French fear being indebted to China

In front of the horse-meat butcher shop she runs with her husband on Rue de la Roquette, Marie-Francoise Peltier reminisced about how things used to be in this enclave of Paris’ 11th arrondissement, back when the street was lined with neighborhood boulangeries, cafes and boutiques.

“It was like a little village here,” she said.

In the late 1980s, several struggling textile shops around long, narrow Rue Popincourt were acquired by Chinese importers. They prospered, attracting others who bought out more of the surrounding small businesses that were unable to make ends meet.

Within a decade, as closing time came around, the metal shutters of the wholesale clothing shops would roll down and Rue Popincourt would go dark: a mini-industrial zone in the heart of Paris.


On its small scale, this neighborhood has experienced some of the anxiety now being felt as the European Union looks to emerging nations, and especially to China, to invest in its teetering finances to calm panic over the bloc’s massive debt crisis.

Any Chinese bailout for Europe is unlikely to re-create Rue Popincourt’s experience across France. The Chinese money would be used to beef up a European-wide line of credit aimed at insulating beleaguered economies such as Greece and Italy from their high-debt troubles. And so far, the Chinese have shown no enthusiasm for putting their money into Europe’s troubled hands.

But that has not stopped many here in France, on the right and the left, from worrying that they would surrender some of their sovereignty should China change its mind about tapping its stash of foreign reserves to contribute to a bailout.

“We’re going to put ourselves in the wolf’s mouth, once we’ve taken this money that I call dirty money,” right-wing lawmaker Nicolas Dupont-Aignan said recently, adding that any deal would be like “prostituting” Europe.

The Green Party’s leader, Eva Joly, fears “selling Europe in chunks to China.”

More moderate critics of any EU-China deal come from the ranks of mostly left-leaning political figures, including Socialist presidential candidate Francois Hollande. They argue that any increase in financial dependency on China would diminish French and other European influence over the emerging superpower, limiting leverage on issues such as human rights and international trade.

Of course there are others, including members of the French government, who profess that there is no downside to fishing for Chinese aid.

If Beijing “decides to invest in the euro instead of the dollar, why refuse?” said French President Nicolas Sarkozy, who led Europe’s cap-in-hand appeal to Chinese authorities. “Our independence wouldn’t be threatened in any way,” he said.


“Withdrawing into oneself is absurd,” right-leaning former Prime Minister Jean-Pierre Raffarin said in a recent interview with the French weekly JJD. “The European and American economic motors are out of order. China has stepped in.”

But behind much of the anxiety is “a lot of mystery” about China, coming “not just from the French, but from Western imaginations,” said Jean-Philippe Beja, a senior researcher on China at the Center for International Studies and Research at Paris’ Sciences Po university.

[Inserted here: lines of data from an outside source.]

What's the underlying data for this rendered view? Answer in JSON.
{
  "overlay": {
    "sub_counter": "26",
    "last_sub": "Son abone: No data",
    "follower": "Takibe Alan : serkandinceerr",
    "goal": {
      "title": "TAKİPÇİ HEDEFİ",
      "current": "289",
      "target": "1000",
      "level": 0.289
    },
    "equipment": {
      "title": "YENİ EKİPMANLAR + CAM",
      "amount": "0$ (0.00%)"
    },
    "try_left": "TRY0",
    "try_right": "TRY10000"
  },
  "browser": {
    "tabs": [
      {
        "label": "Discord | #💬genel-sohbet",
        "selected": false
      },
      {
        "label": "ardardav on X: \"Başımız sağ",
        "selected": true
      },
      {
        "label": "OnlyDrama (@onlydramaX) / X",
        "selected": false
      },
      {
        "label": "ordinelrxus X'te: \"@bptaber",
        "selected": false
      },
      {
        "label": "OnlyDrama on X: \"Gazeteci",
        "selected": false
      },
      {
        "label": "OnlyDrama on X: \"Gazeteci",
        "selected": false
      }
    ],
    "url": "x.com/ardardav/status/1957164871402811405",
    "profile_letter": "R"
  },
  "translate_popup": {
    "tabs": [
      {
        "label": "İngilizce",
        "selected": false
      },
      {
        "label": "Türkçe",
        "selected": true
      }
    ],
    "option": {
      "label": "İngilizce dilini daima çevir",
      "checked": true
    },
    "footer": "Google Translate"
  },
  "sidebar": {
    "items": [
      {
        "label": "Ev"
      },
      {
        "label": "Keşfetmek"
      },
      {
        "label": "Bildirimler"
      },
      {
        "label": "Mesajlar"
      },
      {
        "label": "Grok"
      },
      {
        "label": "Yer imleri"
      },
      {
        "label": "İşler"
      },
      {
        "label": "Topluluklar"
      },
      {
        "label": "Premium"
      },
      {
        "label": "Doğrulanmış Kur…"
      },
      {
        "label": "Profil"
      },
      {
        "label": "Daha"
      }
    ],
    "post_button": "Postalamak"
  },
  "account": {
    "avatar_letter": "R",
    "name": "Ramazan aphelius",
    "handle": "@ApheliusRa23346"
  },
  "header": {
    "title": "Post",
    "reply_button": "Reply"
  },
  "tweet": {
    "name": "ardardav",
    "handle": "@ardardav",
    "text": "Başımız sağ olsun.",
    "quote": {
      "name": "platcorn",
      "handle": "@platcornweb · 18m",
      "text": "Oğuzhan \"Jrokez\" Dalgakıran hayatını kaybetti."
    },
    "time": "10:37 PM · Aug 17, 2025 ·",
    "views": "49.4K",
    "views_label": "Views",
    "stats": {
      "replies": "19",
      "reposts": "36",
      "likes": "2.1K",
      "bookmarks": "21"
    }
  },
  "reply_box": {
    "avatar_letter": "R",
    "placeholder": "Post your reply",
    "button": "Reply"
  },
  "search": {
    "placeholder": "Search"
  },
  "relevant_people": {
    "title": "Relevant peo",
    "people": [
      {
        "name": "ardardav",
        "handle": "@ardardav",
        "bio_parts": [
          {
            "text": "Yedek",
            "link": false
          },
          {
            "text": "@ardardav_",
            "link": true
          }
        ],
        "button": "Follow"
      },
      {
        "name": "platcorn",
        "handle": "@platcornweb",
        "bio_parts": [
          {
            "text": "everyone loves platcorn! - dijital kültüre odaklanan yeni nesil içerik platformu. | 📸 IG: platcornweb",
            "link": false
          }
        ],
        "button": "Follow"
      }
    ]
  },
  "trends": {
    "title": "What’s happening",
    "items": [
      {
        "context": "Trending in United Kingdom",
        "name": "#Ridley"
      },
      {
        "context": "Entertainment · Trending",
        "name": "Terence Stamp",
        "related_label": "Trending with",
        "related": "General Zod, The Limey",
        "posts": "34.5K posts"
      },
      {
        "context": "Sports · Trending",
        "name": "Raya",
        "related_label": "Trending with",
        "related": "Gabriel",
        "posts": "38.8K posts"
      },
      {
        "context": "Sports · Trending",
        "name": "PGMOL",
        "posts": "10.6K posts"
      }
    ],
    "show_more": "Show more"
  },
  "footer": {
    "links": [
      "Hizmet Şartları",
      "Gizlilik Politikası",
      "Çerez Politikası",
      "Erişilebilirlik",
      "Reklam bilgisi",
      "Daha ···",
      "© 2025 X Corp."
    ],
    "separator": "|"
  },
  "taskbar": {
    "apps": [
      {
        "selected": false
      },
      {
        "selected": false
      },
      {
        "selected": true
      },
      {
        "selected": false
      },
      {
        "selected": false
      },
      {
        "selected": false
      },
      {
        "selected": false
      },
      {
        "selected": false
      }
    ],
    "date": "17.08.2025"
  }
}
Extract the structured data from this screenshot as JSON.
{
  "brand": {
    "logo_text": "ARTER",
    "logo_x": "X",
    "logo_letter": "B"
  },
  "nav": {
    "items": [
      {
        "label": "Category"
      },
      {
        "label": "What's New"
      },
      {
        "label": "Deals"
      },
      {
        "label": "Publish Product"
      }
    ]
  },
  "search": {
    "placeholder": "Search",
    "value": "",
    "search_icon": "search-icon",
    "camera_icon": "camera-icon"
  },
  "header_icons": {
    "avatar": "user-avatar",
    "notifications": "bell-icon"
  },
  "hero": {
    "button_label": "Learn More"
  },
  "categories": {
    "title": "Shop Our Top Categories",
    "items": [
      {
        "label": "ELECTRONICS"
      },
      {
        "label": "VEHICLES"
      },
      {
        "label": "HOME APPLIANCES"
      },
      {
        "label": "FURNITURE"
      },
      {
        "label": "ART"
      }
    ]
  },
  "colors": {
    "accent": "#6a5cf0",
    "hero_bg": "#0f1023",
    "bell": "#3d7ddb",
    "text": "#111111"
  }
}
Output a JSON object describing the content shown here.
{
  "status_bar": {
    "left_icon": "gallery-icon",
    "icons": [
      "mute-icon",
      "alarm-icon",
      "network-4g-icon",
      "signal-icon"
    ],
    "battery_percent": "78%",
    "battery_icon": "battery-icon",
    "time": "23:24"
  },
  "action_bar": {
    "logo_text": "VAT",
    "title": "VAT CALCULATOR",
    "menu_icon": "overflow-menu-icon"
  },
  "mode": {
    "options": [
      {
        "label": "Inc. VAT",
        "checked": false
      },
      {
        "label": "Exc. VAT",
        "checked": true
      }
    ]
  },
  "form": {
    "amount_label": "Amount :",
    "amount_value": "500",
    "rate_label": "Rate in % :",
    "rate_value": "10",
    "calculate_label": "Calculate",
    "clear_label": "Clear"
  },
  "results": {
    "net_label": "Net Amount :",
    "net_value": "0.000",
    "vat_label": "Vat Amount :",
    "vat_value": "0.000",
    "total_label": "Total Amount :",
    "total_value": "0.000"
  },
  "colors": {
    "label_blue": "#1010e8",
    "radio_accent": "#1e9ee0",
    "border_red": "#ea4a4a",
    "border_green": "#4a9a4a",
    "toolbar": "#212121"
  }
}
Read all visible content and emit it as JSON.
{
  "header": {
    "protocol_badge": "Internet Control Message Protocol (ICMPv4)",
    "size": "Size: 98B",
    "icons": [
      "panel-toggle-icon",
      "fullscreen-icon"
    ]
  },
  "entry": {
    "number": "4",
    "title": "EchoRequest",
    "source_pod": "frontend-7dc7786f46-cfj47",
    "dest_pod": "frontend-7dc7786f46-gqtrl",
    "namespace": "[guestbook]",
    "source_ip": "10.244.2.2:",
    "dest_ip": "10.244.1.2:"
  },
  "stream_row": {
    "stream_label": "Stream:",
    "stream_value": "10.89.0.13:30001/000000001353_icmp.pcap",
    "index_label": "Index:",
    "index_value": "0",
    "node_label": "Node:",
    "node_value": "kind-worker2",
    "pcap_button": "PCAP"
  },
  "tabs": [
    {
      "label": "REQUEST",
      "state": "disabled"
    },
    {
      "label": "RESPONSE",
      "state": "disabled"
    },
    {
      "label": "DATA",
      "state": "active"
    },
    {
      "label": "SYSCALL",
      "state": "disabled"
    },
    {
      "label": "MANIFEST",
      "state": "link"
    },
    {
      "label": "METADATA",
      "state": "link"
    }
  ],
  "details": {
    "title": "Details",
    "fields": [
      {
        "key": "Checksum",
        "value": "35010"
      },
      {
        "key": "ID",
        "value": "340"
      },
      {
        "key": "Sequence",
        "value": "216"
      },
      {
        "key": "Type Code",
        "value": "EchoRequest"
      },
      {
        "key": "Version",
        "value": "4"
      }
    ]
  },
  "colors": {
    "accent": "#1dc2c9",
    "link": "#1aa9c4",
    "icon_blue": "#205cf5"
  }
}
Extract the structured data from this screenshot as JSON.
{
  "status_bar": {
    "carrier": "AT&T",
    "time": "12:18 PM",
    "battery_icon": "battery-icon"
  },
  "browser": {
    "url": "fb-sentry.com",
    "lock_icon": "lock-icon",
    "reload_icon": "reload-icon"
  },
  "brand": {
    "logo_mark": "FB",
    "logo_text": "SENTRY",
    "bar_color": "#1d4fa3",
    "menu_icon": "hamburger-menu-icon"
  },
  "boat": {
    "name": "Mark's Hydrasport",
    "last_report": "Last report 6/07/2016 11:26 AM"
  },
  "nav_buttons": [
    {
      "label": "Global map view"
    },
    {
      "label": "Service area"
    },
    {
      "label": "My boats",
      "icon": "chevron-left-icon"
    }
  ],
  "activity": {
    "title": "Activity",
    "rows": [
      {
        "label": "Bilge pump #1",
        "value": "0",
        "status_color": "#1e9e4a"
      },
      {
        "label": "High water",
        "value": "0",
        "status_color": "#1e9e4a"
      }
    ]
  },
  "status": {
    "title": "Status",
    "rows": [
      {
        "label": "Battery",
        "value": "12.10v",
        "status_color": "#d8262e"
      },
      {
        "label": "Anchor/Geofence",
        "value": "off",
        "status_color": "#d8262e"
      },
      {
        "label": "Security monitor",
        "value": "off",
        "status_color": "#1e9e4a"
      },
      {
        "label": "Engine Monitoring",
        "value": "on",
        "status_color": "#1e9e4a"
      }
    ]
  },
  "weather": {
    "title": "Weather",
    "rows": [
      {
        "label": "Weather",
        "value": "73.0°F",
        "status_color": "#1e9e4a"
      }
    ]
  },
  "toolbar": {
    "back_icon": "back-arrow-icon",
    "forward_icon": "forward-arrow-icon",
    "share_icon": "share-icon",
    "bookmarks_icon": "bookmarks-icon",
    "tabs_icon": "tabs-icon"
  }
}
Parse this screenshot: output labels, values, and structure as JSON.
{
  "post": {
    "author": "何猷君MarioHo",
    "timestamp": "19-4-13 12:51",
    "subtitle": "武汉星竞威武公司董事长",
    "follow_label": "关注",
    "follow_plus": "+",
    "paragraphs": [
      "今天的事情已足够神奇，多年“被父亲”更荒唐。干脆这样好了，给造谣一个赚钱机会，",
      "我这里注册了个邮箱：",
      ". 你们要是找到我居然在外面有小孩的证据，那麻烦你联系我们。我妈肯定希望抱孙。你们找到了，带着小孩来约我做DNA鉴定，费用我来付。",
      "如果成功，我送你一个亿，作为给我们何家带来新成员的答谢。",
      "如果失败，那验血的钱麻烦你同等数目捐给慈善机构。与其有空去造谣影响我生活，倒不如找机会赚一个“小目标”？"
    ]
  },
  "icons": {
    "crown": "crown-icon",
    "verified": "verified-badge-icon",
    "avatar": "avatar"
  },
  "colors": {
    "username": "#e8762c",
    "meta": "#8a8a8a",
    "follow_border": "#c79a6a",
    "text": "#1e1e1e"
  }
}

“We see this great power, and wonder in what direction it will go … and there’s a sense of the circumstances being flipped, with what people see as an underdeveloped country coming to save us,” he said.

Despite it being “totally false,” Beja said, “today we have this image of a triumphant China that is conquering everything.”


Although China is expected to ask for improved market access in exchange for investment, and possibly a relaxation of an EU arms embargo, Europeans probably will not notice a major difference in their way of life after a deal. Europe already accounts for about 20% of Chinese exports.

Nevertheless, “we are going from a China that is still largely in development, to a China that has a stronger hand in the market. And that’s a big change on the international scene,” Beja said.

Sacha Lin, who helped mediate tensions between residents and Chinese merchants on Rue Popincourt through his Assn. of Young French Chinese, said that “vilifying” public arguments on a Chinese bailout “spread unfounded prejudice.”

“Of course it bothers us,” he said of the group, which was created “because we felt that there was a problem with the image of the Chinese community, from those who were unfamiliar with it.”


“This is not some kind of aggressive buyout,” he said. “China isn’t forcing Europe to take its help. Europe is the one asking China for help.”

Both the national debate and the tension that roiled the Popincourt neighborhood, he said, “have that in common: We are the extraterrestrials.”

But down the street from Peltier’s butcher shop, a woman who runs a traditional cheese and wine shop said that Chinese merchants had saved what was a depressed neighborhood, “with no center, and no demand.”

“I prefer this to what we had before, with French businesses going bankrupt,” said the woman, echoing the views of others in the area who support the presence of the Chinese wholesalers.


Perhaps tellingly, however, she would not provide her name, concerned that other residents would react negatively to her comments.

Lauter is a special correspondent.